The old man fell asleep in his car, his nostrils pressed softly against the steering wheel, but the car kept going, because the old man’s foot was not asleep, was still pressing down hard, and later they would say, it’s not really his fault, he’s such an old man.

Bog Iron by Shane Larkin

We make stops on the way to our bog plot to look at the little skeletons. Dad tells me about them. Curlews and skylarks in dancing poses. Tiny skulls.

I’ll Show You Mine If You Show Me Yours by Eliot Li

I tell you I’ve only ever shown it to a girl who I met on a tour bus in Moscow, where I was traveling with my parents. She had bad acne, and she really liked Duran Duran.

Fulfilling by Fiona McKay

Kate is not ‘imagining it’. There are small tufts of pale fluff on her neck, and no, it’s not ‘just a tissue in the washing machine’ as John suggests. There’s nothing drifting off his shirts, nothing clinging to Ella’s favourite black top, Josh’s Minecraft t-shirts. It’s more solid than tissue, just on her clothes.
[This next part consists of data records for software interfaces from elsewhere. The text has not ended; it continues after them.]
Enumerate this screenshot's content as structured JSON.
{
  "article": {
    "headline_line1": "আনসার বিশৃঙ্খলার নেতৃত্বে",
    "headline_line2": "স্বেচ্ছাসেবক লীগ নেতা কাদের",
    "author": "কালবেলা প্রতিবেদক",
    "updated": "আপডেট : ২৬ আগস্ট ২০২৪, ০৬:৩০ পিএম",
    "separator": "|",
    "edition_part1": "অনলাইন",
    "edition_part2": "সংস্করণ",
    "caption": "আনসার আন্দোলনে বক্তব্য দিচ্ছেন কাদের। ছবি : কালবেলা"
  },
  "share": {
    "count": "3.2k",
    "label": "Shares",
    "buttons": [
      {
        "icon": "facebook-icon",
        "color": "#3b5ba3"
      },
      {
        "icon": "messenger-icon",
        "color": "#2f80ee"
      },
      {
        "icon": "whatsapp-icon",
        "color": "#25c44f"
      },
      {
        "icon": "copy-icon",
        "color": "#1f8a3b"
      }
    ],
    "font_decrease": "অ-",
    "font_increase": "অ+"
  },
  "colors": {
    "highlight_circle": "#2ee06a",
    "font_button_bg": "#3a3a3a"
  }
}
And only she can see it.

Amelia Earhart Knew Seven Latin Words for Fire by Joe Kapitan

Ignis, the flaming wreckage, bubbling rubber, liquified cloth, her skin charred and blistering, acrid smoke, the tiny thunders of survival’s kicks